This week, John Cappel joins Michael to discuss the Overseas Contingency Operations budget. Cappel work on Budgeting for Foreign Affairs and Defense (BFAD) at the Stimson Center. John and his colleague, Russel Rumbaugh, just put out a report “A Step Backward, or More to Go? FY15 Overseas Contingency Operations Request.”
The Stimson Center focusses on global security challenges, and Cappel and his colleagues in BFAD look into where the money is actually going.
Cappel explains how OCO, or Overseas Contingency Operations, contains budget requests that are like supplemental war budgets. Historically, supplemental budgets often arose in response to some kind of unexpected event, like a natural disaster or some kind of military conflict. In the past, these supplemental budgets gave way to budgets that took into account the actual conflicts and the supplemental budget requests went away. The OCO, however, has been around for a long time now.
Supplemental budgets are designed to address things that you can’t plan for. Cappel contends that because there are caps on the base discretionary budget that apply both to the DoD and non-defense programs. OCO lives outside the caps imposed by the Budget Control Act to allow the DoD to circumvent the caps.
OCO, which has related to Afghanistan in the past, now is a $58.6 billion request which includes $11 billion for operations and security for the forces in Afghanistan. There are, of course, support costs, but now there are other things in the OCO request like the Joint Improvised Explosive Device Defeat Organization, which is indirectly tied to our operations in Afghanistan, doesn’t appear to belong in the OCO budget.
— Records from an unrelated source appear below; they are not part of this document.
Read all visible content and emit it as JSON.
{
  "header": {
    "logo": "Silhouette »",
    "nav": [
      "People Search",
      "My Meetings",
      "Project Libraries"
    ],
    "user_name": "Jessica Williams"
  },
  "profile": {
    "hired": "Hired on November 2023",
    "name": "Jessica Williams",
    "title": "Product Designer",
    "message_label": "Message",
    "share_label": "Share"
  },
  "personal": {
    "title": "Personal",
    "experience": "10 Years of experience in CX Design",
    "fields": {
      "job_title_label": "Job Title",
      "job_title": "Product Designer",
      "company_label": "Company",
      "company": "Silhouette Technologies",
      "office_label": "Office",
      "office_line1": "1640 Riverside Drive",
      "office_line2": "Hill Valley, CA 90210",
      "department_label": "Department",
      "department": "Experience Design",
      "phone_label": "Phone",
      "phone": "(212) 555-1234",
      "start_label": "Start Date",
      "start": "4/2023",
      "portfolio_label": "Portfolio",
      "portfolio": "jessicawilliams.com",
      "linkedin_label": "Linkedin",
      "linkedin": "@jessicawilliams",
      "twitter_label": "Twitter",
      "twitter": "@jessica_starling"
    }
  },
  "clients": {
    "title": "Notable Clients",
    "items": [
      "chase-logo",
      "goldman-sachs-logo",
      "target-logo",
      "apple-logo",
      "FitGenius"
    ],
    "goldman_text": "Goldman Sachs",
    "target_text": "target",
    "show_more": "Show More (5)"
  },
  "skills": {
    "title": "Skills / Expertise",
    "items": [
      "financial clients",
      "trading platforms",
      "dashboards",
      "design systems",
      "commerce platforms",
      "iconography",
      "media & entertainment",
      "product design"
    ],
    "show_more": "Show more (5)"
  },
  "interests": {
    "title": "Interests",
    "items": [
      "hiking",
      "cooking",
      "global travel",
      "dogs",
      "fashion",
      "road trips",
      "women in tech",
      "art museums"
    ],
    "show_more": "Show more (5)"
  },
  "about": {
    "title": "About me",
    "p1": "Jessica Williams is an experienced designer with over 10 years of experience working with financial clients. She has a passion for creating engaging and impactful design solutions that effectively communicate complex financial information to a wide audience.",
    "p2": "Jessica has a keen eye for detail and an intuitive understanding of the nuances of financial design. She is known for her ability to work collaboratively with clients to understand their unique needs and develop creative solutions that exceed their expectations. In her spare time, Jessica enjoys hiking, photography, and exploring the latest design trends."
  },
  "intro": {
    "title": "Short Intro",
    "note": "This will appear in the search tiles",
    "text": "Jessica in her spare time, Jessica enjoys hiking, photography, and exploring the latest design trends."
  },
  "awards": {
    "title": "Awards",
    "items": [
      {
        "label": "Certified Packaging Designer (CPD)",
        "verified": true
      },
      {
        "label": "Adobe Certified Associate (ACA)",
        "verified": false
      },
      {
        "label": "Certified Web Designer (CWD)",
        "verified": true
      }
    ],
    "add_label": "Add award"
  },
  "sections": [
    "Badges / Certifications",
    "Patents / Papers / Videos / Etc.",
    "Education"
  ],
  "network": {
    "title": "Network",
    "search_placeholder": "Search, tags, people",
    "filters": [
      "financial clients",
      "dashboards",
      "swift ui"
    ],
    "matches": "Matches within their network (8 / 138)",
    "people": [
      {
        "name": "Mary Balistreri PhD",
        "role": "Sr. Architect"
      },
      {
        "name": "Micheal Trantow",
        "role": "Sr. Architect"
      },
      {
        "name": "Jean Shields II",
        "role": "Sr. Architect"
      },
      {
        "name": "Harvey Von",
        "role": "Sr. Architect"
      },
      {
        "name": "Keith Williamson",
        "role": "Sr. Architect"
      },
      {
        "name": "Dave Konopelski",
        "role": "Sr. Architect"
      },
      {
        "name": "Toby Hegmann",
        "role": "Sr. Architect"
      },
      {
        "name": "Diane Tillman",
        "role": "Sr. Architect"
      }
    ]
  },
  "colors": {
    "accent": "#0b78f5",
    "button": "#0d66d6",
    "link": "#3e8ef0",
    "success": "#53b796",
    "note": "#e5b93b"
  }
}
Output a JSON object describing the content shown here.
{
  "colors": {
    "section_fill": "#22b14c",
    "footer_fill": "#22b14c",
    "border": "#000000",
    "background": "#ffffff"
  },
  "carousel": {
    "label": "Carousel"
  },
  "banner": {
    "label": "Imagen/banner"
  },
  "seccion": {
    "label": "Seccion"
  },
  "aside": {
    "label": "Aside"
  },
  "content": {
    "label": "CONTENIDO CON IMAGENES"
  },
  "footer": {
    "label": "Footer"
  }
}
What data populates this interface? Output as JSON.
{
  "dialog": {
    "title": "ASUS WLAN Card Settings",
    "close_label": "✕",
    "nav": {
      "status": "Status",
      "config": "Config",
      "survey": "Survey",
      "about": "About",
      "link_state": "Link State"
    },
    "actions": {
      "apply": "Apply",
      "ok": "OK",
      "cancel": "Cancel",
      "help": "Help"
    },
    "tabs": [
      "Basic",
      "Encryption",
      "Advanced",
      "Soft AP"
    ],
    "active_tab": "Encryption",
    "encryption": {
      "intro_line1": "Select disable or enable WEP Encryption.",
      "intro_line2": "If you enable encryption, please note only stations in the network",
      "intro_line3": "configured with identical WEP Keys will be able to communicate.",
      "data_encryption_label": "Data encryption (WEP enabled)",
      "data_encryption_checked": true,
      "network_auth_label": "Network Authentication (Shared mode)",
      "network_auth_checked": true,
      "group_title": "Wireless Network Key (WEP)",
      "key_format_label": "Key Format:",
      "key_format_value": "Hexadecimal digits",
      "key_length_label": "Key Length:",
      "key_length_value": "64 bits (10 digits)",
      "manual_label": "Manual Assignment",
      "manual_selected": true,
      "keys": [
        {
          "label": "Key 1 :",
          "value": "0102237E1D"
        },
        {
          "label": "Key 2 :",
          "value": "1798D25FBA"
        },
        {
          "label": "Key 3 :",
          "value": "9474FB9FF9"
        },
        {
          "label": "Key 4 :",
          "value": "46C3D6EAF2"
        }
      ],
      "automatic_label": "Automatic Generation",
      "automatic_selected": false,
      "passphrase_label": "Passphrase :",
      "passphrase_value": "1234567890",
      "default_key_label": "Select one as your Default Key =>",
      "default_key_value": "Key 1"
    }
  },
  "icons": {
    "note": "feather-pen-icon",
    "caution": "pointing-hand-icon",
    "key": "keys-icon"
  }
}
Many feel that the OCO budget has become a bit of a slush fund. DoD, for its part, is beginning to shift some of the OCO-type requests into the general budget.
The OCO Budget also has requests for $5 Billion for the Counterterrisom Partnership Fund (CTPF) with $4 billion for DoD and $1 billion to the Department of State. There’s also the European Reassurance Initiative with a price tag of $1 billion which mostly goes to DoD. Cappel refers to both as “head scratchers.”
There’s a lot less Congressional oversight on these kinds of OCO requests than if they were part of the regular budget requests. However, administration said in 2012 that it would cap total OCO funding over 10 years to $450 billion. OCO will probably stick around until Congress takes decisive action.